# [Problem statement]
Lift every line from the entries that includes the word "time".

(Source data)

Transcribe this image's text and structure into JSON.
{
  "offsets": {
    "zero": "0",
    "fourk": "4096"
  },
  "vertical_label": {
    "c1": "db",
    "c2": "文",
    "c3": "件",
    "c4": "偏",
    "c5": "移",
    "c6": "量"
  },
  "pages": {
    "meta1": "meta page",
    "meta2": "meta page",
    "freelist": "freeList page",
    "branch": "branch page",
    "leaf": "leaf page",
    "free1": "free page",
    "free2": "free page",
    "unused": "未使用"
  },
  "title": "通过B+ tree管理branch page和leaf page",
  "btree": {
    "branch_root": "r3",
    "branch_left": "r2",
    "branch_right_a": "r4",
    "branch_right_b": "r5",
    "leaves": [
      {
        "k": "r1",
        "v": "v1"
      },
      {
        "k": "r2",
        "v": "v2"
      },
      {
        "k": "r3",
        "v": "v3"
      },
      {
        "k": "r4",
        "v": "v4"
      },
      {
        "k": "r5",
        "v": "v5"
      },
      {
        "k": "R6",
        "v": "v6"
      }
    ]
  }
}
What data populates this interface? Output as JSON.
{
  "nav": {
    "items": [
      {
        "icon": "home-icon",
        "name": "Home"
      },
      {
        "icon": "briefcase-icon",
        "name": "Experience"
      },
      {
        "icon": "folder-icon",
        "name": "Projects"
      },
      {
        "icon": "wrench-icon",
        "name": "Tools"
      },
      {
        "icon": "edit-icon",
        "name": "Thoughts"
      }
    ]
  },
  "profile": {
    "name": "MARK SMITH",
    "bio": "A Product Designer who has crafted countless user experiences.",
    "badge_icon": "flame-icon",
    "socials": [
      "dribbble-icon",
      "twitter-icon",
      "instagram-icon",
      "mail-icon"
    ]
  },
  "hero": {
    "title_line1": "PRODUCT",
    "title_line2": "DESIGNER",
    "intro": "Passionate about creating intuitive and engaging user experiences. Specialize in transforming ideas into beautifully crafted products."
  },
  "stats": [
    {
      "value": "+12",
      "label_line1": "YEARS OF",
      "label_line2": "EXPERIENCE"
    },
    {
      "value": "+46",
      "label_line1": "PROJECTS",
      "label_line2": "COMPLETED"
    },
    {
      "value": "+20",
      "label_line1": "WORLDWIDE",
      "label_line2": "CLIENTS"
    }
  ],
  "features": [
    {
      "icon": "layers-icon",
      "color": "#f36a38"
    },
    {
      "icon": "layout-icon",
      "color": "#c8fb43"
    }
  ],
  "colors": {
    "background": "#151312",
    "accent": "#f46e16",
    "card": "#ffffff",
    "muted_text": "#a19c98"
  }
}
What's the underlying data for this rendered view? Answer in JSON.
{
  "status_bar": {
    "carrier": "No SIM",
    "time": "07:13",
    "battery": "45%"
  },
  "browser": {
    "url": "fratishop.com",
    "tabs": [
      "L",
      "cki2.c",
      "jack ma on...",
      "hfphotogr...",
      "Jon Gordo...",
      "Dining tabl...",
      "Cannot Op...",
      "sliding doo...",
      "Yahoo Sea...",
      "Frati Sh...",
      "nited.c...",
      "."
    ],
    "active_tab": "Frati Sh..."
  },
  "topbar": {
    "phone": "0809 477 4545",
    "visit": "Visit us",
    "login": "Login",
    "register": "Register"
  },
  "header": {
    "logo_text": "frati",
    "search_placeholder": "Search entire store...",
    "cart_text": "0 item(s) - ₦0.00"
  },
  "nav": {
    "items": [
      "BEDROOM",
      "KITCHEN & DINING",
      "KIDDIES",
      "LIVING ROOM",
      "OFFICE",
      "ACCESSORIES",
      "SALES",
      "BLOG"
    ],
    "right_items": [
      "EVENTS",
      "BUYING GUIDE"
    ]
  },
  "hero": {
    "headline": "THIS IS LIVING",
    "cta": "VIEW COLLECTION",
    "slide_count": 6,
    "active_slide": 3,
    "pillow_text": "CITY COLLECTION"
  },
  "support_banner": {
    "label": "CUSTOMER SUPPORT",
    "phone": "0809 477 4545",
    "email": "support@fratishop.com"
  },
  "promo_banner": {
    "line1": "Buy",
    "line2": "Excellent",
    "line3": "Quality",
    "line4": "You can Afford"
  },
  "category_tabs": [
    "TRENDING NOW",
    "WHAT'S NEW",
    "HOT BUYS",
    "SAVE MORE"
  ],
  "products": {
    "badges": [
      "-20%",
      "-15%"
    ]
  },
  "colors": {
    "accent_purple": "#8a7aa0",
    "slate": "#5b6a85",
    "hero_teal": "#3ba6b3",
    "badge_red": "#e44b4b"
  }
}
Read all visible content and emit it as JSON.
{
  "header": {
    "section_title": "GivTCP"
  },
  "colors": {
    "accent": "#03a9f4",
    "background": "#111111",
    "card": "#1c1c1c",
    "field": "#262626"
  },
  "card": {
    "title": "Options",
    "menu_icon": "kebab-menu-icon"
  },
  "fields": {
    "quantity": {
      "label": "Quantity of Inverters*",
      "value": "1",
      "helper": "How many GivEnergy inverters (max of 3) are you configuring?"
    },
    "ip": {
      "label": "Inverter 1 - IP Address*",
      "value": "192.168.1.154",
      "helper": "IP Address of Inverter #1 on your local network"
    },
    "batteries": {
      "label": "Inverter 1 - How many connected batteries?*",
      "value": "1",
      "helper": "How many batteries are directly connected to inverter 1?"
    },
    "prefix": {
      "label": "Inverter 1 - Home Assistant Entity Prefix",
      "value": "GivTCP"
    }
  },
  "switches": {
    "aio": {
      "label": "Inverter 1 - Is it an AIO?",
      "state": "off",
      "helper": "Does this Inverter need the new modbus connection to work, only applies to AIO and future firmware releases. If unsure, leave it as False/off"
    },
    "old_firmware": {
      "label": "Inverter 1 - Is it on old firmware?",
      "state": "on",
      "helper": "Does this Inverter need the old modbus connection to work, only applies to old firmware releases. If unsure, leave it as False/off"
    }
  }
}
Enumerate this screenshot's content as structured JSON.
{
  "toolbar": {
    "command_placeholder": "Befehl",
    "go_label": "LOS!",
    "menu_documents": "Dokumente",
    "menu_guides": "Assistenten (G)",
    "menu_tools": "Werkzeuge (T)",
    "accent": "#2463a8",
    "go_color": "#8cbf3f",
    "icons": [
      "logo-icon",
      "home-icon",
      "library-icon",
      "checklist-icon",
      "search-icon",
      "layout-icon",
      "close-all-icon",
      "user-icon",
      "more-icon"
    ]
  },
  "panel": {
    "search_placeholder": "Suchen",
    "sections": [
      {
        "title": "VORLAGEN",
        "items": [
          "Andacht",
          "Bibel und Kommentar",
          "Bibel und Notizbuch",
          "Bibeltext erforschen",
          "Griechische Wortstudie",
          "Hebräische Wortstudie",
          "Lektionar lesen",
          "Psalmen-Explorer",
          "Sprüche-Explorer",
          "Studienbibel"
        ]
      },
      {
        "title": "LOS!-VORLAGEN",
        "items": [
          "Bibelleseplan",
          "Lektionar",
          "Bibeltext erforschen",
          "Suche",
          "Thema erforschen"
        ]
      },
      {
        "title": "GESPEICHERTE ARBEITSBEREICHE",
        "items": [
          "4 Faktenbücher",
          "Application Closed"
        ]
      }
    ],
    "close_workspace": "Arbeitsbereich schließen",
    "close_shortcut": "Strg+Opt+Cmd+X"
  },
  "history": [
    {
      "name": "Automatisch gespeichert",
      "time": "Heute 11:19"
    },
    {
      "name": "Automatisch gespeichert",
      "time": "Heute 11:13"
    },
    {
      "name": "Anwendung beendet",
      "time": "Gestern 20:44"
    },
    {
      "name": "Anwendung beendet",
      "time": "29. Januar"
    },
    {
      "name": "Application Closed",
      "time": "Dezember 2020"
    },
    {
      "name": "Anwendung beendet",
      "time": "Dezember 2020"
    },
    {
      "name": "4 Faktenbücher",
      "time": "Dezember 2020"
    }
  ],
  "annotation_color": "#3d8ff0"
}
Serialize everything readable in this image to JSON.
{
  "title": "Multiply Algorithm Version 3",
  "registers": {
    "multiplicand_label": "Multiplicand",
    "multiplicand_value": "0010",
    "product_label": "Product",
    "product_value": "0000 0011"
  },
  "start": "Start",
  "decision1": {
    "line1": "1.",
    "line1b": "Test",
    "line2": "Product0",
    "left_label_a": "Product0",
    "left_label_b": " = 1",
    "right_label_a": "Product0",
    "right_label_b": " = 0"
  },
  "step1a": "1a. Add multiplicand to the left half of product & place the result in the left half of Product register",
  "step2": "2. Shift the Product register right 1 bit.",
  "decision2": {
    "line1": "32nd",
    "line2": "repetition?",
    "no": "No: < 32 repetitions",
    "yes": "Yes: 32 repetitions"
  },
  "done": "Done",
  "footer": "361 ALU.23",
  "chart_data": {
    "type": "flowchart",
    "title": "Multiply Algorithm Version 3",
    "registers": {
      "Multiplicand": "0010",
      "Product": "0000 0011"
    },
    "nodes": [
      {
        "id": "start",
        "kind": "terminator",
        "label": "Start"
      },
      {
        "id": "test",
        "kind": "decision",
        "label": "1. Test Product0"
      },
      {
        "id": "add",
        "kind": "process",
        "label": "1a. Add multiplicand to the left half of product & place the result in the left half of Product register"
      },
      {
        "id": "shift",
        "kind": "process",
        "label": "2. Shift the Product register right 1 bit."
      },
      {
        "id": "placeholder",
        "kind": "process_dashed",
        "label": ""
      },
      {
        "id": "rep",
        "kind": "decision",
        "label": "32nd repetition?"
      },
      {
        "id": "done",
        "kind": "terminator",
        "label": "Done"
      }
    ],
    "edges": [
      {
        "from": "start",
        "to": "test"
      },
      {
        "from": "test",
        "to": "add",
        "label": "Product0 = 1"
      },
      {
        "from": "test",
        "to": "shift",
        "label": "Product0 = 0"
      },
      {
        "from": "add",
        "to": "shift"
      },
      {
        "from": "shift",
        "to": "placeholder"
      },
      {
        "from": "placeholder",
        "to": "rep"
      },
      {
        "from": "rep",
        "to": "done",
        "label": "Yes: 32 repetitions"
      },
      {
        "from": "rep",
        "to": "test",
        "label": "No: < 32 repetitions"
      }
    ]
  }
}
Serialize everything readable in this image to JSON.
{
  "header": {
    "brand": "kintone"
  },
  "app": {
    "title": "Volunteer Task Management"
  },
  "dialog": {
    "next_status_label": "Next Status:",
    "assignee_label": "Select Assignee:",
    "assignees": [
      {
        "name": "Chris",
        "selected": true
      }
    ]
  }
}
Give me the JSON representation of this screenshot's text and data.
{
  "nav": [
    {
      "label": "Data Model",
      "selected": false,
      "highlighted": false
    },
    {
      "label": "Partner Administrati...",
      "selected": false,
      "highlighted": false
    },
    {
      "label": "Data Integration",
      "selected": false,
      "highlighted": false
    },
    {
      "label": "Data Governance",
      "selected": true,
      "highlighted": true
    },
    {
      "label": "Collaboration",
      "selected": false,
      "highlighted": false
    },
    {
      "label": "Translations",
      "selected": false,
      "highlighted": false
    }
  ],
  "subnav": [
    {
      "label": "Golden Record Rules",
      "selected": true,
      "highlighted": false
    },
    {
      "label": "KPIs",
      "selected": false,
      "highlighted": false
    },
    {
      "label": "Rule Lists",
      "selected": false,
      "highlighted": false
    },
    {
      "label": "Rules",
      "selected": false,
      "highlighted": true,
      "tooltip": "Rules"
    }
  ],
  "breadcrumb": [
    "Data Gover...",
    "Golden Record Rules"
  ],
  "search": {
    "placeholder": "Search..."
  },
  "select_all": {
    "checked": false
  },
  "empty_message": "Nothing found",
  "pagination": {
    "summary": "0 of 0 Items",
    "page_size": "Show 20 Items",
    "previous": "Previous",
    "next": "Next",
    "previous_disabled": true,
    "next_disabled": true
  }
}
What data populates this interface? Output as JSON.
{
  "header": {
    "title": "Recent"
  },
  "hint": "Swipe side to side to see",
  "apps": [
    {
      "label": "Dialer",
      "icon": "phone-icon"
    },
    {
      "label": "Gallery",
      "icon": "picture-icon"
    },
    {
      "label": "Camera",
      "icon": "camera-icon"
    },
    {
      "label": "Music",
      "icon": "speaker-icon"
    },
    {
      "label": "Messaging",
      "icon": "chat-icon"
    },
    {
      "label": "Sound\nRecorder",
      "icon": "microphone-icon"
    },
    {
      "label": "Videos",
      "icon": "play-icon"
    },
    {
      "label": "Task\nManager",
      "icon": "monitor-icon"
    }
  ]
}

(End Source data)

# [Problem solution]
    "time": "07:13",
      "time": "Heute 11:19"
      "time": "Heute 11:13"
      "time": "Gestern 20:44"
      "time": "29. Januar"
      "time": "Dezember 2020"
      "time": "Dezember 2020"
      "time": "Dezember 2020"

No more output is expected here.